## Exercise directions
Find all the lines in the entries below that hold the word "JSON" and copy them.

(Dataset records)

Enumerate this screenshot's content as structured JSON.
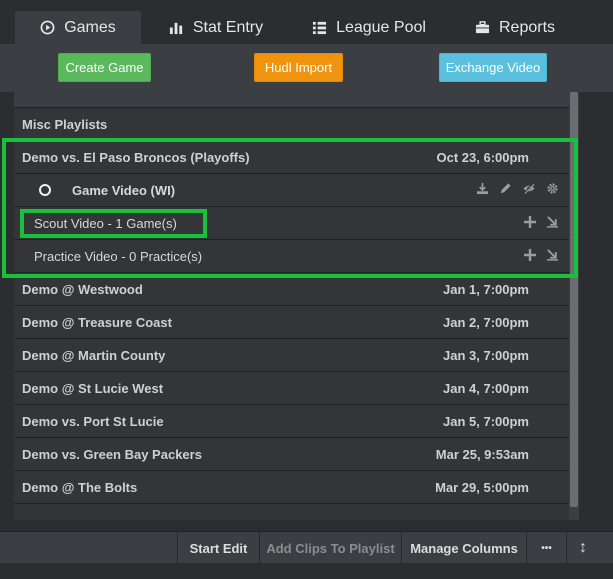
{
  "tabs": [
    {
      "label": "Games",
      "icon": "play-circle-icon",
      "active": true
    },
    {
      "label": "Stat Entry",
      "icon": "bar-chart-icon",
      "active": false
    },
    {
      "label": "League Pool",
      "icon": "list-icon",
      "active": false
    },
    {
      "label": "Reports",
      "icon": "briefcase-icon",
      "active": false
    }
  ],
  "actions": {
    "create_game": "Create Game",
    "hudl_import": "Hudl Import",
    "exchange_video": "Exchange Video"
  },
  "list": {
    "misc_playlists": "Misc Playlists",
    "expanded_game": {
      "title": "Demo vs. El Paso Broncos (Playoffs)",
      "date": "Oct 23, 6:00pm"
    },
    "game_video": "Game Video (WI)",
    "scout_video": "Scout Video - 1 Game(s)",
    "practice_video": "Practice Video - 0 Practice(s)",
    "games": [
      {
        "title": "Demo @ Westwood",
        "date": "Jan 1, 7:00pm"
      },
      {
        "title": "Demo @ Treasure Coast",
        "date": "Jan 2, 7:00pm"
      },
      {
        "title": "Demo @ Martin County",
        "date": "Jan 3, 7:00pm"
      },
      {
        "title": "Demo @ St Lucie West",
        "date": "Jan 4, 7:00pm"
      },
      {
        "title": "Demo vs. Port St Lucie",
        "date": "Jan 5, 7:00pm"
      },
      {
        "title": "Demo vs. Green Bay Packers",
        "date": "Mar 25, 9:53am"
      },
      {
        "title": "Demo @ The Bolts",
        "date": "Mar 29, 5:00pm"
      }
    ]
  },
  "bottom_bar": {
    "start_edit": "Start Edit",
    "add_clips": "Add Clips To Playlist",
    "manage_columns": "Manage Columns",
    "more": "•••",
    "sort": "↕"
  },
  "colors": {
    "highlight": "#18c03b",
    "green_button": "#5cb85c",
    "orange_button": "#f0930e",
    "blue_button": "#5bc0de"
  }
}
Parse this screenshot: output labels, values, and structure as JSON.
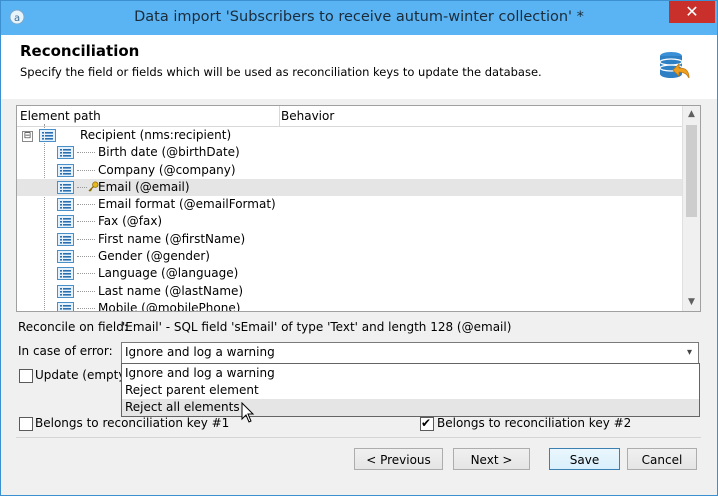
{
  "window": {
    "title": "Data import 'Subscribers to receive autum-winter collection' *",
    "close_glyph": "✕"
  },
  "header": {
    "title": "Reconciliation",
    "subtitle": "Specify the field or fields which will be used as reconciliation keys to update the database."
  },
  "grid": {
    "col_element_path": "Element path",
    "col_behavior": "Behavior",
    "root": {
      "label": "Recipient (nms:recipient)",
      "expander": "⊟"
    },
    "items": [
      {
        "label": "Birth date (@birthDate)",
        "key": false
      },
      {
        "label": "Company (@company)",
        "key": false
      },
      {
        "label": "Email (@email)",
        "key": true,
        "selected": true
      },
      {
        "label": "Email format (@emailFormat)",
        "key": false
      },
      {
        "label": "Fax (@fax)",
        "key": false
      },
      {
        "label": "First name (@firstName)",
        "key": false
      },
      {
        "label": "Gender (@gender)",
        "key": false
      },
      {
        "label": "Language (@language)",
        "key": false
      },
      {
        "label": "Last name (@lastName)",
        "key": false
      },
      {
        "label": "Mobile (@mobilePhone)",
        "key": false
      }
    ],
    "scroll_up": "▲",
    "scroll_down": "▼"
  },
  "reconcile": {
    "label": "Reconcile on field:",
    "value": "'Email' - SQL field 'sEmail' of type 'Text' and length 128 (@email)"
  },
  "error": {
    "label": "In case of error:",
    "selected": "Ignore and log a warning",
    "dropdown_arrow": "▾",
    "options": [
      "Ignore and log a warning",
      "Reject parent element",
      "Reject all elements"
    ],
    "highlighted_index": 2
  },
  "checkboxes": {
    "update_empty": {
      "label": "Update (empty)",
      "checked": false
    },
    "key1": {
      "label": "Belongs to reconciliation key #1",
      "checked": false
    },
    "key2": {
      "label": "Belongs to reconciliation key #2",
      "checked": true,
      "mark": "✔"
    }
  },
  "buttons": {
    "previous": "< Previous",
    "next": "Next >",
    "save": "Save",
    "cancel": "Cancel"
  },
  "colors": {
    "titlebar": "#5ab4f3",
    "close": "#c9302c",
    "selection": "#e5e5e5"
  }
}
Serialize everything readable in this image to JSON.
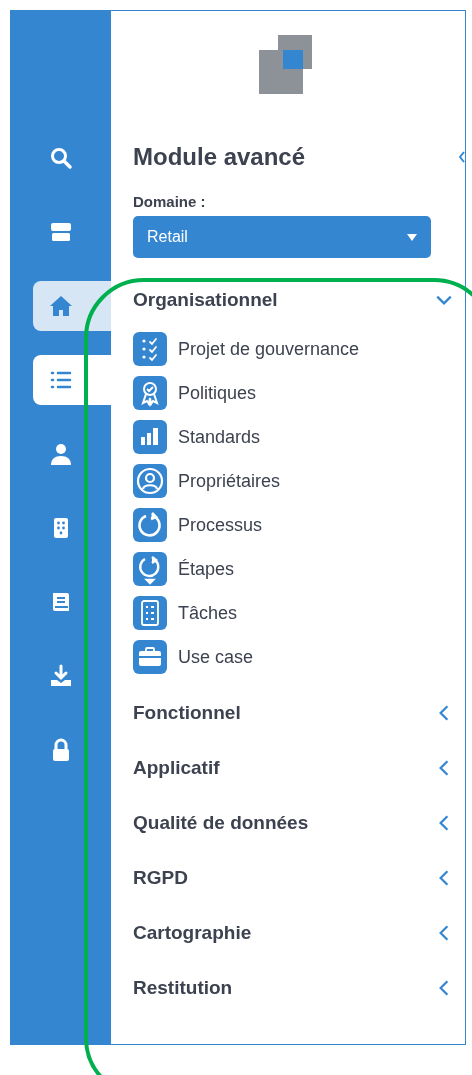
{
  "sidebar": {
    "items": [
      {
        "selected": false,
        "hovered": false
      },
      {
        "selected": false,
        "hovered": false
      },
      {
        "selected": false,
        "hovered": true
      },
      {
        "selected": true,
        "hovered": false
      },
      {
        "selected": false,
        "hovered": false
      },
      {
        "selected": false,
        "hovered": false
      },
      {
        "selected": false,
        "hovered": false
      },
      {
        "selected": false,
        "hovered": false
      },
      {
        "selected": false,
        "hovered": false
      }
    ]
  },
  "panel": {
    "title": "Module avancé",
    "domain": {
      "label": "Domaine :",
      "value": "Retail"
    },
    "sections": [
      {
        "label": "Organisationnel",
        "expanded": true,
        "children": [
          {
            "label": "Projet de gouvernance"
          },
          {
            "label": "Politiques"
          },
          {
            "label": "Standards"
          },
          {
            "label": "Propriétaires"
          },
          {
            "label": "Processus"
          },
          {
            "label": "Étapes"
          },
          {
            "label": "Tâches"
          },
          {
            "label": "Use case"
          }
        ]
      },
      {
        "label": "Fonctionnel",
        "expanded": false
      },
      {
        "label": "Applicatif",
        "expanded": false
      },
      {
        "label": "Qualité de données",
        "expanded": false
      },
      {
        "label": "RGPD",
        "expanded": false
      },
      {
        "label": "Cartographie",
        "expanded": false
      },
      {
        "label": "Restitution",
        "expanded": false
      }
    ]
  }
}
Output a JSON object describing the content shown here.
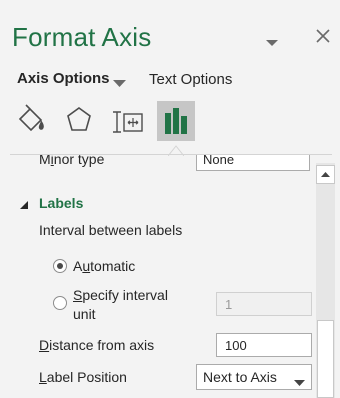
{
  "pane": {
    "title": "Format Axis"
  },
  "tabs": {
    "axis_options": "Axis Options",
    "text_options": "Text Options"
  },
  "icon_tabs": [
    "fill-line-icon",
    "effects-icon",
    "size-properties-icon",
    "axis-options-icon"
  ],
  "minor_type": {
    "label_prefix": "M",
    "label_u": "i",
    "label_rest": "nor type",
    "value": "None"
  },
  "labels_section": {
    "title": "Labels",
    "interval_label": "Interval between labels",
    "automatic_pre": "A",
    "automatic_u": "u",
    "automatic_post": "tomatic",
    "automatic_selected": true,
    "specify_u": "S",
    "specify_post": "pecify interval",
    "specify_line2": "unit",
    "specify_value": "1",
    "distance_u": "D",
    "distance_post": "istance from axis",
    "distance_value": "100",
    "position_u": "L",
    "position_post": "abel Position",
    "position_value": "Next to Axis"
  },
  "colors": {
    "accent": "#217346",
    "background": "#f3f3f3"
  }
}
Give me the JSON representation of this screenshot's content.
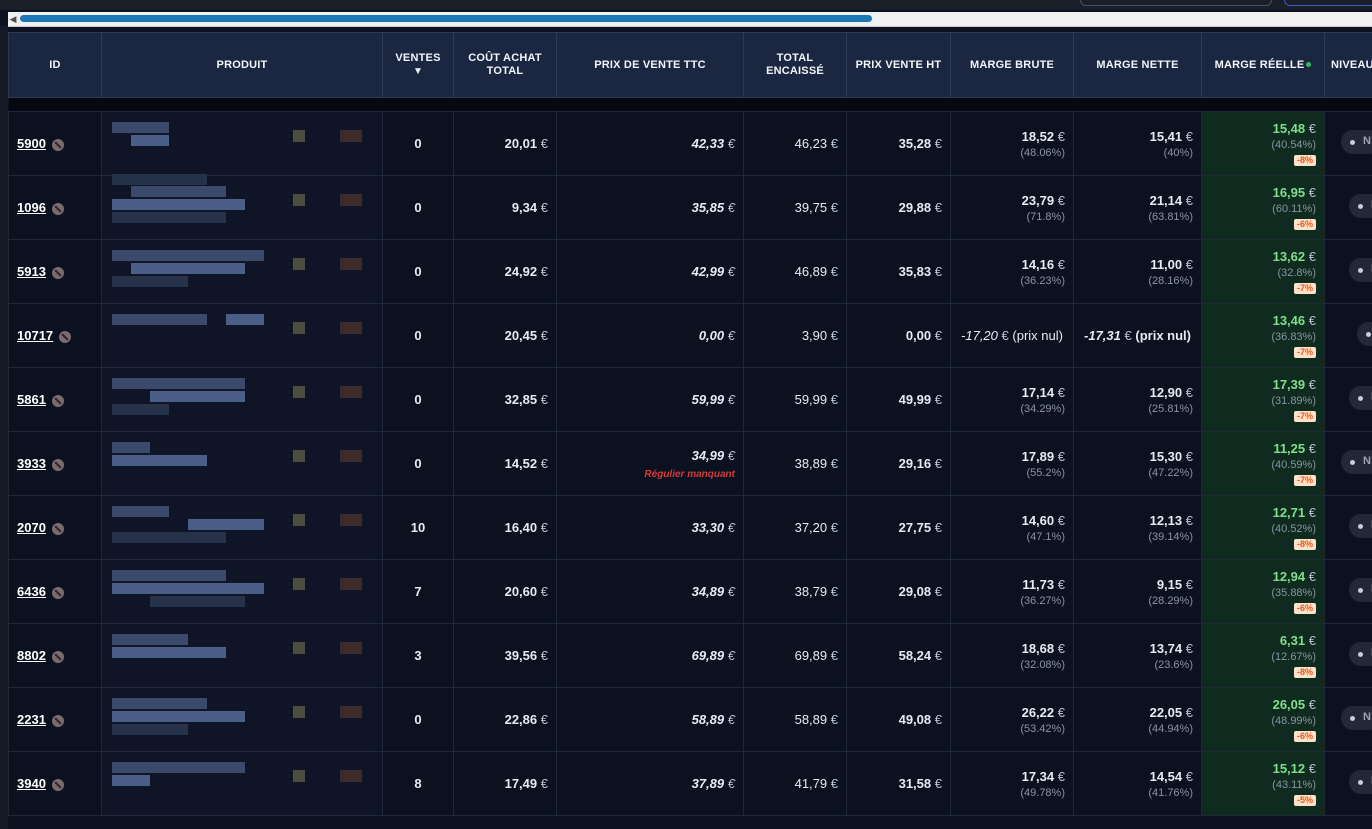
{
  "columns": {
    "id": "ID",
    "produit": "PRODUIT",
    "ventes": "VENTES",
    "ventes_sort": "▼",
    "cout": "COÛT ACHAT TOTAL",
    "ttc": "PRIX DE VENTE TTC",
    "encaisse": "TOTAL ENCAISSÉ",
    "ht": "PRIX VENTE HT",
    "marge_brute": "MARGE BRUTE",
    "marge_nette": "MARGE NETTE",
    "marge_reelle": "MARGE RÉELLE",
    "niveau": "NIVEAU"
  },
  "currency": "€",
  "rows": [
    {
      "id": "5900",
      "ventes": "0",
      "cout": "20,01",
      "ttc": "42,33",
      "encaisse": "46,23",
      "ht": "35,28",
      "mb": "18,52",
      "mb_pct": "(48.06%)",
      "mn": "15,41",
      "mn_pct": "(40%)",
      "mr": "15,48",
      "mr_pct": "(40.54%)",
      "mr_badge": "-8%"
    },
    {
      "id": "1096",
      "ventes": "0",
      "cout": "9,34",
      "ttc": "35,85",
      "encaisse": "39,75",
      "ht": "29,88",
      "mb": "23,79",
      "mb_pct": "(71.8%)",
      "mn": "21,14",
      "mn_pct": "(63.81%)",
      "mr": "16,95",
      "mr_pct": "(60.11%)",
      "mr_badge": "-6%"
    },
    {
      "id": "5913",
      "ventes": "0",
      "cout": "24,92",
      "ttc": "42,99",
      "encaisse": "46,89",
      "ht": "35,83",
      "mb": "14,16",
      "mb_pct": "(36.23%)",
      "mn": "11,00",
      "mn_pct": "(28.16%)",
      "mr": "13,62",
      "mr_pct": "(32.8%)",
      "mr_badge": "-7%"
    },
    {
      "id": "10717",
      "ventes": "0",
      "cout": "20,45",
      "ttc": "0,00",
      "encaisse": "3,90",
      "ht": "0,00",
      "mb": "-17,20",
      "mb_note": "(prix nul)",
      "mn": "-17,31",
      "mn_note": "(prix nul)",
      "mr": "13,46",
      "mr_pct": "(36.83%)",
      "mr_badge": "-7%"
    },
    {
      "id": "5861",
      "ventes": "0",
      "cout": "32,85",
      "ttc": "59,99",
      "encaisse": "59,99",
      "ht": "49,99",
      "mb": "17,14",
      "mb_pct": "(34.29%)",
      "mn": "12,90",
      "mn_pct": "(25.81%)",
      "mr": "17,39",
      "mr_pct": "(31.89%)",
      "mr_badge": "-7%"
    },
    {
      "id": "3933",
      "ventes": "0",
      "cout": "14,52",
      "ttc": "34,99",
      "ttc_warn": "Régulier manquant",
      "encaisse": "38,89",
      "ht": "29,16",
      "mb": "17,89",
      "mb_pct": "(55.2%)",
      "mn": "15,30",
      "mn_pct": "(47.22%)",
      "mr": "11,25",
      "mr_pct": "(40.59%)",
      "mr_badge": "-7%"
    },
    {
      "id": "2070",
      "ventes": "10",
      "cout": "16,40",
      "ttc": "33,30",
      "encaisse": "37,20",
      "ht": "27,75",
      "mb": "14,60",
      "mb_pct": "(47.1%)",
      "mn": "12,13",
      "mn_pct": "(39.14%)",
      "mr": "12,71",
      "mr_pct": "(40.52%)",
      "mr_badge": "-8%"
    },
    {
      "id": "6436",
      "ventes": "7",
      "cout": "20,60",
      "ttc": "34,89",
      "encaisse": "38,79",
      "ht": "29,08",
      "mb": "11,73",
      "mb_pct": "(36.27%)",
      "mn": "9,15",
      "mn_pct": "(28.29%)",
      "mr": "12,94",
      "mr_pct": "(35.88%)",
      "mr_badge": "-6%"
    },
    {
      "id": "8802",
      "ventes": "3",
      "cout": "39,56",
      "ttc": "69,89",
      "encaisse": "69,89",
      "ht": "58,24",
      "mb": "18,68",
      "mb_pct": "(32.08%)",
      "mn": "13,74",
      "mn_pct": "(23.6%)",
      "mr": "6,31",
      "mr_pct": "(12.67%)",
      "mr_badge": "-8%"
    },
    {
      "id": "2231",
      "ventes": "0",
      "cout": "22,86",
      "ttc": "58,89",
      "encaisse": "58,89",
      "ht": "49,08",
      "mb": "26,22",
      "mb_pct": "(53.42%)",
      "mn": "22,05",
      "mn_pct": "(44.94%)",
      "mr": "26,05",
      "mr_pct": "(48.99%)",
      "mr_badge": "-6%"
    },
    {
      "id": "3940",
      "ventes": "8",
      "cout": "17,49",
      "ttc": "37,89",
      "encaisse": "41,79",
      "ht": "31,58",
      "mb": "17,34",
      "mb_pct": "(49.78%)",
      "mn": "14,54",
      "mn_pct": "(41.76%)",
      "mr": "15,12",
      "mr_pct": "(43.11%)",
      "mr_badge": "-5%"
    }
  ]
}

## Answer section
Enumerate this screenshot's content as structured JSON.
Parse this screenshot: output labels, values, and structure as JSON.
Serialize everything readable in this image to JSON.
Output a JSON object describing the content shown here.
Give me the JSON representation of this screenshot's content.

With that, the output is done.